WHAT THIS TASK INVOLVES: Search the records for "options". Copy every line where it appears.

Excerpts from an interface dataset:
------------------------------------------------------------------------

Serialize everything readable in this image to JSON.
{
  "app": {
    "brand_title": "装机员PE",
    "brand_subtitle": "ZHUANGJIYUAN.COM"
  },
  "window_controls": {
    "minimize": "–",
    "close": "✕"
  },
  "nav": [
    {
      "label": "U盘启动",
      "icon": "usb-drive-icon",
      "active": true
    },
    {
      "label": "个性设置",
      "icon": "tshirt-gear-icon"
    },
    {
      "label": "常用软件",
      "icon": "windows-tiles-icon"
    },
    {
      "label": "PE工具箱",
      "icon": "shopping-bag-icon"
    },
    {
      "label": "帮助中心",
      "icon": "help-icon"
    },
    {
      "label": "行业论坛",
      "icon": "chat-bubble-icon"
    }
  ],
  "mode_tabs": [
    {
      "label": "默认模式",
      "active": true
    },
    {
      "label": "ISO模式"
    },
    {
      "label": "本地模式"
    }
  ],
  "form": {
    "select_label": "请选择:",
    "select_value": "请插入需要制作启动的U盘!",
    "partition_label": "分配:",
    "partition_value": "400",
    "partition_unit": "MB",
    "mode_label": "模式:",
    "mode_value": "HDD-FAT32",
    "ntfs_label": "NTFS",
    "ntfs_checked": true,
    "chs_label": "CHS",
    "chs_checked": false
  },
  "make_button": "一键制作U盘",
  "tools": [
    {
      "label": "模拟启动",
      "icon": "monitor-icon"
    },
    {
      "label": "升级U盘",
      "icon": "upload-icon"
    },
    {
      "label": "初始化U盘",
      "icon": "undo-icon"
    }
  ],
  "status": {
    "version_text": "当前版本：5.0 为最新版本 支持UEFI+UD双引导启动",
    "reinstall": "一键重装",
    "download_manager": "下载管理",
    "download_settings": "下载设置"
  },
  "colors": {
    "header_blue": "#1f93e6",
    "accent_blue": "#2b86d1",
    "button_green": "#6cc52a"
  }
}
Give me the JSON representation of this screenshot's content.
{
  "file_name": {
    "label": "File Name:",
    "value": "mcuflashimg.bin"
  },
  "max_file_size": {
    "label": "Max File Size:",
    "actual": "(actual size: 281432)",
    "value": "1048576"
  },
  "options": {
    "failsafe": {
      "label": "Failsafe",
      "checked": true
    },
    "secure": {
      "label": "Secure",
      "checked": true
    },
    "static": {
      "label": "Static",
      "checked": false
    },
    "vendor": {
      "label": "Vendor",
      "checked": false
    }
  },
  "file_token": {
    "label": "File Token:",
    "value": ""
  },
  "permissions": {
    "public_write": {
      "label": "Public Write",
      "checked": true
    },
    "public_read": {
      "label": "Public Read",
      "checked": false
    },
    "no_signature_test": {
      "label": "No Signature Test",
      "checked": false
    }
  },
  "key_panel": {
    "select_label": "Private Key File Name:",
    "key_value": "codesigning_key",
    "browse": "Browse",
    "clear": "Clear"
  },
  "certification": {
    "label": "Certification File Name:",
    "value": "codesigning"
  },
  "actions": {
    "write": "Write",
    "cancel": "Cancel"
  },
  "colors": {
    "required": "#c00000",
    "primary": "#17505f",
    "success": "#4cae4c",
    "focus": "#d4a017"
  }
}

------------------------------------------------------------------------

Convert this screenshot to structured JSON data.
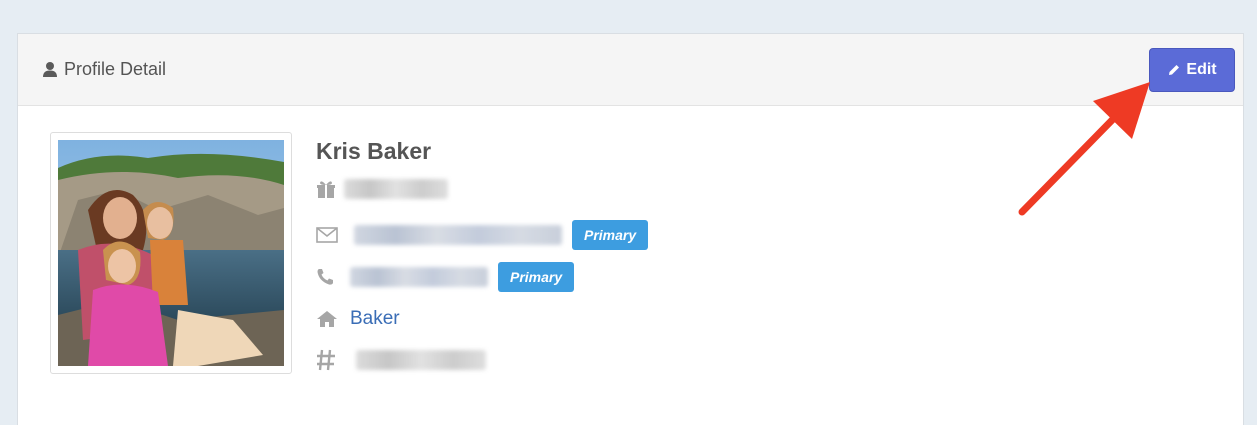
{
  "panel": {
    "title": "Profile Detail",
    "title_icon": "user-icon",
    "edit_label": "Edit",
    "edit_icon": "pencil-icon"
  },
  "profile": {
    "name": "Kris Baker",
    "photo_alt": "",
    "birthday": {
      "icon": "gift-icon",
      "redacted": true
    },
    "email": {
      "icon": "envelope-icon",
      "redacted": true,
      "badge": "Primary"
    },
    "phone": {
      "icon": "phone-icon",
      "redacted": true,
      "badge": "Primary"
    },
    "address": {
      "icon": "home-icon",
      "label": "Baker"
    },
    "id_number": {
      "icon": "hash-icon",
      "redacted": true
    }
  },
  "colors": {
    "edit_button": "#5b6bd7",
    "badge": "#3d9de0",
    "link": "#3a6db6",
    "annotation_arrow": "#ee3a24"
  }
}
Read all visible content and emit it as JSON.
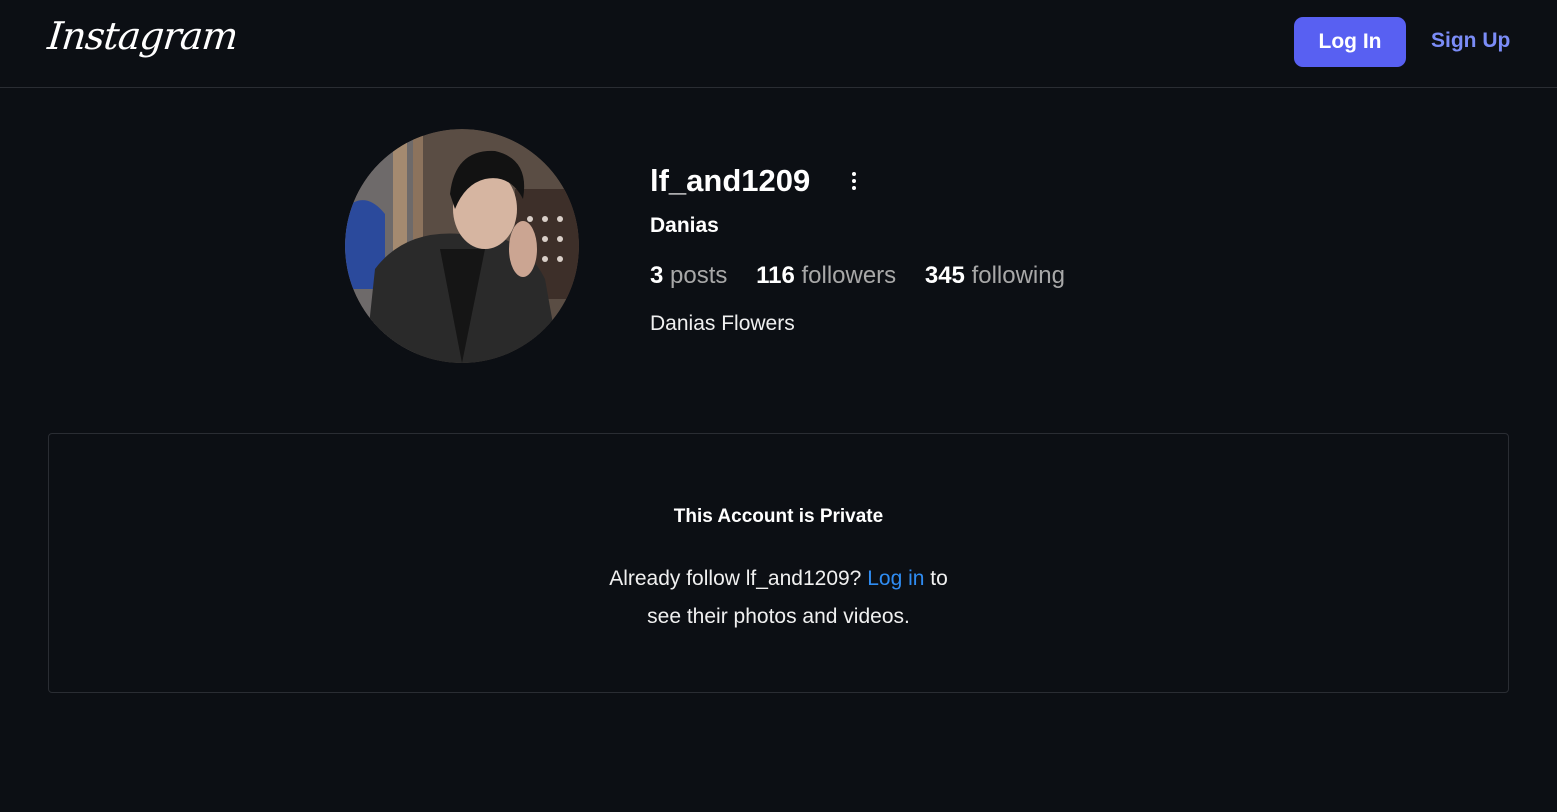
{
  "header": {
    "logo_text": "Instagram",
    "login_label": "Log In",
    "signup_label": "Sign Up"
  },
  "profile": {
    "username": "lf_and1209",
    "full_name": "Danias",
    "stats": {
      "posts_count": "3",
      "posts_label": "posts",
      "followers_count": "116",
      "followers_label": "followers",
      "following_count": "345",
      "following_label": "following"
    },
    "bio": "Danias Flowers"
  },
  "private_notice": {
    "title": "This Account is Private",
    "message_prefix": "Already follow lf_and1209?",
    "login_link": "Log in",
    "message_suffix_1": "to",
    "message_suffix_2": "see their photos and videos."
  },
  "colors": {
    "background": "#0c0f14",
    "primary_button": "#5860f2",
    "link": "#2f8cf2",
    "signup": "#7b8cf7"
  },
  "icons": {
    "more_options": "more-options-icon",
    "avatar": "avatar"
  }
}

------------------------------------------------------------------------

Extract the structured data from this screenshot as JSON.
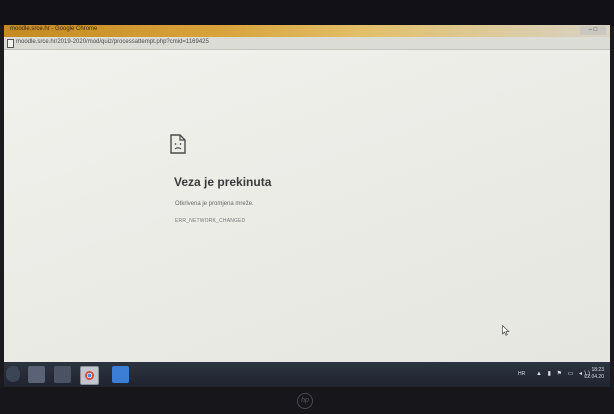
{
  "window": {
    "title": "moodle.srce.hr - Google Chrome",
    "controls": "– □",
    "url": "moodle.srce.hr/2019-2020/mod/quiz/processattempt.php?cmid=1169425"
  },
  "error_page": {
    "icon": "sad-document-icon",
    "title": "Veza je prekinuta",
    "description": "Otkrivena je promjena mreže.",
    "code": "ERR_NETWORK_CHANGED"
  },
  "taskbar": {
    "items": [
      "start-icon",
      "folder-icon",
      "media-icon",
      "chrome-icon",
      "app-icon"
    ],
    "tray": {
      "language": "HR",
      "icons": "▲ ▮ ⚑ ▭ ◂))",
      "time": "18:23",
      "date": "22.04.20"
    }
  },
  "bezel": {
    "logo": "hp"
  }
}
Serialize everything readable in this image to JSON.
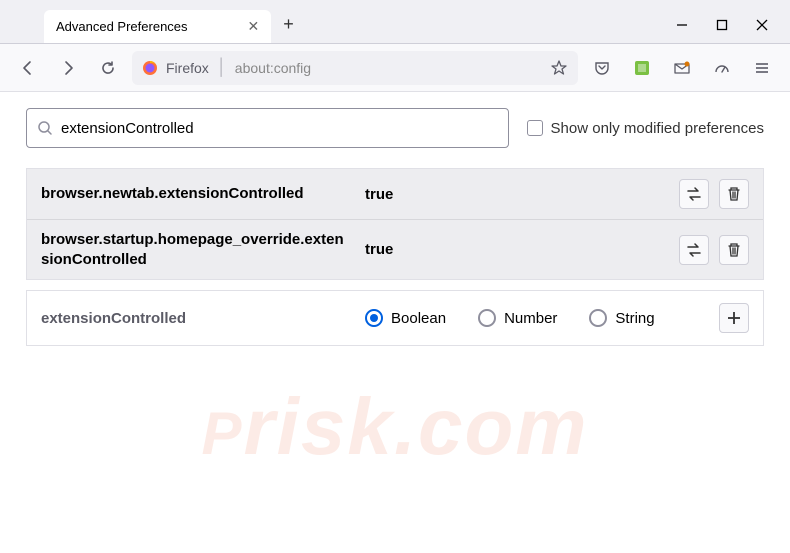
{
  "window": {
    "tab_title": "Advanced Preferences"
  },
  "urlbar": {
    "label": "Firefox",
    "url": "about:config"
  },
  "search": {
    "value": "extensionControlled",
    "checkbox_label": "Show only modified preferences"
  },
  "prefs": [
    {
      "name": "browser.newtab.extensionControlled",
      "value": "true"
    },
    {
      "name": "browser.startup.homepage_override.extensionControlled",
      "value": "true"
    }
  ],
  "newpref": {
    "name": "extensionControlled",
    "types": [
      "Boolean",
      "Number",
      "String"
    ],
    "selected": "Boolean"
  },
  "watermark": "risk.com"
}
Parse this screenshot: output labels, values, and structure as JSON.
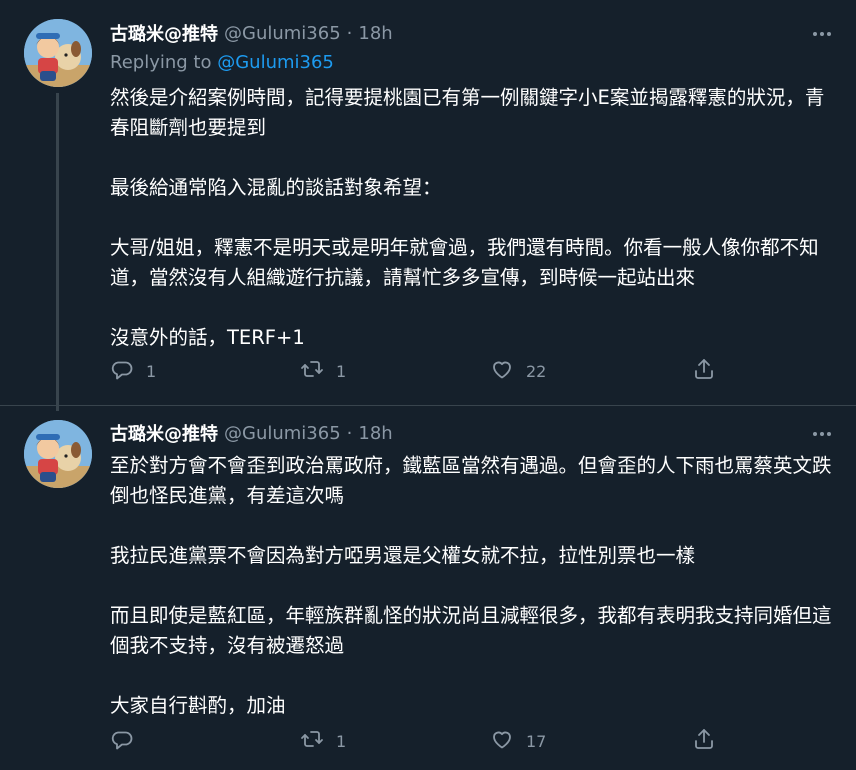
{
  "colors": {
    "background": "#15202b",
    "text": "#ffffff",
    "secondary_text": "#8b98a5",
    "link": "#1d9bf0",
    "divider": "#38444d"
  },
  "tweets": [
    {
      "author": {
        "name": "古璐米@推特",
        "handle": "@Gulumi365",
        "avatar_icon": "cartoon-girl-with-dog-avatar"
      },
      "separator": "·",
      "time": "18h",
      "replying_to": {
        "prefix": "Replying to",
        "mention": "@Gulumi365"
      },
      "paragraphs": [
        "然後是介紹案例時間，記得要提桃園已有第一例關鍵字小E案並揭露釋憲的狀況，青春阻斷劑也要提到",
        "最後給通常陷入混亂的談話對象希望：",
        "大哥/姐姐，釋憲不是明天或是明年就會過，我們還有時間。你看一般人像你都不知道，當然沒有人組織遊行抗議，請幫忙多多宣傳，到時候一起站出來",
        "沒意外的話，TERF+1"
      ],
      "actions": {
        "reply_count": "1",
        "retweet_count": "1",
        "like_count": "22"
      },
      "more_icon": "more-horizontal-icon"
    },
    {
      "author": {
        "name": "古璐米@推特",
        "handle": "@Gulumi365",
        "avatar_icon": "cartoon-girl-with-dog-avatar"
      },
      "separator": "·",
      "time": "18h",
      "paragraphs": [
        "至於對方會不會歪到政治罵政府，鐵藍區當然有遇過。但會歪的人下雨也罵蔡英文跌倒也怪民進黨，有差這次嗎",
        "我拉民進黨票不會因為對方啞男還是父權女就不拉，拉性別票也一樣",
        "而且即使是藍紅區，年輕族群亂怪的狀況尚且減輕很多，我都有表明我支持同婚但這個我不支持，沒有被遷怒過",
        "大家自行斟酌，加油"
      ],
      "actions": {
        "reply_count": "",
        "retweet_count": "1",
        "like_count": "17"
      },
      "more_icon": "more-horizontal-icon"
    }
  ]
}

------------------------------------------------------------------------

FINAL ANSWER:
  "options": {
    "more_options": "more-options-icon",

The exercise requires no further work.